Grand Duke Nicholas, 1856-1929, Russian general
Cousin of Tzar Alexander III, second cousin of Tsar Nicholas II, and a career soldier, whose military experience stretched from the Russo-Turkish War of 1877-78 to the First World War. On 3 August 1914 he was made Commander in Chief of the Russian army, where he came under pressure from the French to launch attacks before Russian mobilization could be completed, leading to the disasters of Tannenburg and Masurian Lakes. He was one of the few competent members of the Russian High Command, although the individual army commanders had more influence at the front. By September 1914 he had reorganised his armies in preparation for an attack on Silesia, the heart of German mineral production. However, the Germans launched a counterattack, which resulted in the battle of Lodz (12-25 November 1914), where Nicholas showed his skill, managing to turn a potential disaster into a tactical victory with his own counterattack. 1915 saw disaster strike the Russian army, which from June-September was forced to retreat up to three hundred miles back into Russia, abandoning Russian occupied Poland. Grand Duke Nicholas managed the withdrawal with great skill, and managed to preserve his armies intact, and stop the withdrawal turning into a rout that would have meant defeat for Russia. However, in a typically inept move, Tsar Nicholas II decided to take personal command of the war against Germany and Austria, and on 21 August the Grand Duke was removed from command, and made Vice-Roy of Caucasia, in command of the war against the Turks.
He arrived on 24 September 1915, and found himself working with General Yudenich, one of the few skilled Russian generals of the war, who he retained as his field commander. On the Caucasus front the Grand Duke was able to play a bigger part in the planning of the war, and with Yudenich put together a plan for an offensive in 1916, which resulted in one of the few clear-cut Russian successes of the war, pushing the Turks back over one hundred miles, and then held on to the newly gained territory until the Russian collapse of 1917. He was removed from command after the February Revolution of 1917, and went into exile in 1919, first in Italy, and then finally in France.

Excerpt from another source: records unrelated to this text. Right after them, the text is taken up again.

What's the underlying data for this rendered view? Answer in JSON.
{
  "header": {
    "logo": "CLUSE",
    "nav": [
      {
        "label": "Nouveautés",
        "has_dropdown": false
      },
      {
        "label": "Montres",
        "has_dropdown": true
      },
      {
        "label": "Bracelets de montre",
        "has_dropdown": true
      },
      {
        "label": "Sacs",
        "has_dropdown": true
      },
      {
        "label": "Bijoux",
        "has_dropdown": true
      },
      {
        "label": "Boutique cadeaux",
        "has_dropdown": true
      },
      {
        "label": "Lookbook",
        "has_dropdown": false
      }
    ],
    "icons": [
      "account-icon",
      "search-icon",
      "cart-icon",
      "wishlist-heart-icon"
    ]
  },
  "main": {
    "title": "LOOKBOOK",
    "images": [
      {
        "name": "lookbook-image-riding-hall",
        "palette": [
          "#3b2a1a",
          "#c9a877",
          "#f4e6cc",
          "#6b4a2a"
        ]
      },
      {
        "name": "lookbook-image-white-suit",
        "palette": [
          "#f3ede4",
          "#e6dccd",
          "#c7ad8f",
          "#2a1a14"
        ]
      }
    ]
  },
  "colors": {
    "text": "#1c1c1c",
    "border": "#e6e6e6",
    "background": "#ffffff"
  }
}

How to cite this article: Rickard. J. (11 March 2001), Grand Duke Nicholas, 1856-1929, Russian general, http://www.historyofwar.org/articles/people_grand_duke_nicholas.html